*** The first time I made Tiramisu was when I nannied triplet girls in London.  I followed my mother’s recipe which provides quantities for 20 people.  She would add Marsala to the black coffee. I dipped the Savoiardi in the coffee mixture for too long, and couldn’t understand why I needed to keep making coffee.  I went through 1.5 bottles of Marsala!!! Needless to say, my dessert was TiramiSoup!!! (The flavour was divine, but straws would have been required not spoons!)

Peach & Apricot Summer Pudding

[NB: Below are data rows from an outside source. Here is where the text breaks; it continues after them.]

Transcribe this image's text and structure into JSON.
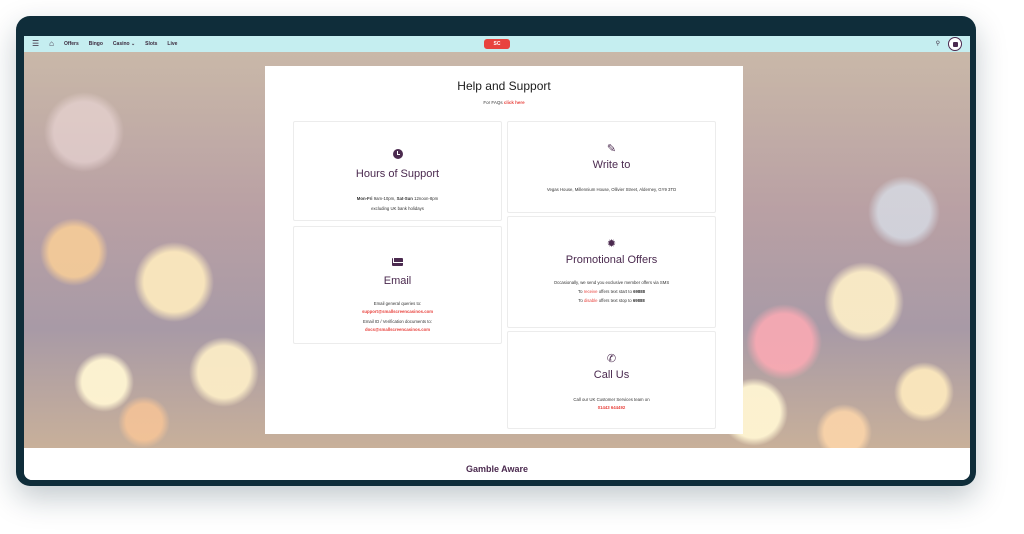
{
  "nav": {
    "links": [
      "Offers",
      "Bingo",
      "Casino ⌄",
      "Slots",
      "Live"
    ],
    "logo_text": "SC"
  },
  "page": {
    "title": "Help and Support",
    "faq_prefix": "For FAQs",
    "faq_link": "click here"
  },
  "cards": {
    "hours": {
      "title": "Hours of Support",
      "weekday_bold": "Mon-Fri",
      "weekday_hours": "9am-10pm,",
      "weekend_bold": "Sat-Sun",
      "weekend_hours": "12noon-8pm",
      "note": "excluding UK bank holidays"
    },
    "write": {
      "title": "Write to",
      "address": "Vegas House, Millennium House, Ollivier Street, Alderney, GY9 3TD"
    },
    "email": {
      "title": "Email",
      "general_label": "Email general queries to:",
      "general_address": "support@smallscreencasinos.com",
      "docs_label": "Email ID / Verification documents to:",
      "docs_address": "docs@smallscreencasinos.com"
    },
    "promo": {
      "title": "Promotional Offers",
      "intro": "Occasionally, we send you exclusive member offers via SMS",
      "receive_prefix": "To",
      "receive_word": "receive",
      "receive_suffix": "offers text start to",
      "receive_number": "69888",
      "disable_prefix": "To",
      "disable_word": "disable",
      "disable_suffix": "offers text stop to",
      "disable_number": "69888"
    },
    "call": {
      "title": "Call Us",
      "text": "Call our UK Customer Services team on",
      "number": "01443 644492"
    }
  },
  "footer": {
    "gamble_title": "Gamble Aware"
  }
}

It’s so hot again this week in Rome, and while I look at many stunning photos from my dear friends who are enjoying some of Italy’s finest beaches, I have been passing the time at home, baking, cleaning… oh and ironing.  I did make a little pavlova using a different recipe from my usual go-to recipe, which really didn’t turn out at all how I’d hoped.  I know this was due to the bottled pasteurised egg whites I bought and as I am a ‘testarda’ as they say in Italian, I was determined to get this different pavlova recipe right. So, there is a pavlova cooling in the oven as I type, but today I’m going to show you what I made yesterday.  I have been thinking of alternatives to Summer Pudding, and thought it would work just as well with other fruit.  Yesterday I made 3 small summer puddings with pan brioche, apricots, peaches & nectarines.  These are a delicious way to use summer fruit and although I photographed them without, I strongly recommend eating these with a very healthy serve of good quality vanilla gelato!

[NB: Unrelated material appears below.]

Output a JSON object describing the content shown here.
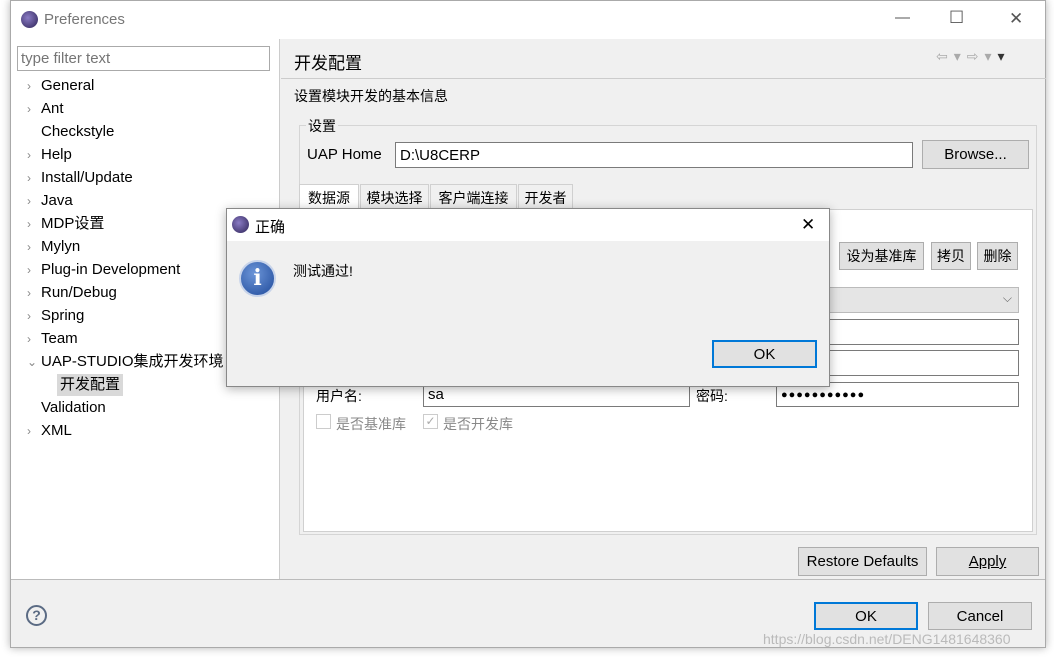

Peach & Apricot Summer Pudding



  • EQUAL weights of fruit & sugar.
  • 100g apricots
  • 100g peaches
  • 100g nectarines
  • 100g caster sugar
  • 1 loaf of plain white sandwich bread or pan brioche
  • 200ml apricot nectar
  1. Wash and cut all fruit into same size cubes. Place in saucepan with the caster sugar and apricot nectar and cook over medium heat. Stir occasionally, bring to the boil and remove from heat when sugar has melted, and juice has reduced a little to a syrup.
  2. Strain fruit over a bowl, and put both syrup and fruit aside and allow to cool.
  3. Using a circle cutter, cut a base from the bread to fit into the base of the bowl or mold you have chosen.  Cut bread into strips for sides of mold.
  4. Dip the bread discs quickly into the syrup. Place the discs into the base of the molds. Repeat the same with the bread strips, placing them around the inside of the mold, ensuring they are touching or even overlapping a little.
  5. Spoon the fruit into the molds, dividing the fruit evenly. Top with another disc of bread cut to the same diameter as the top of the mold, (also dipped into syrup) to enclose the filling. Cover with plastic kitchen wrap and place a weight on top. Put the puddings into the fridge overnight. Save any remaining fruit but especially save any remaining syrup.
  6. Ease puddings out of the molds by pulling on the plastic wrap gently. Place upside down on a plate. Drizzle some of the extra syrup on top and serve with vanilla gelato.




Get every new post delivered to your Inbox.

Join 918 other followers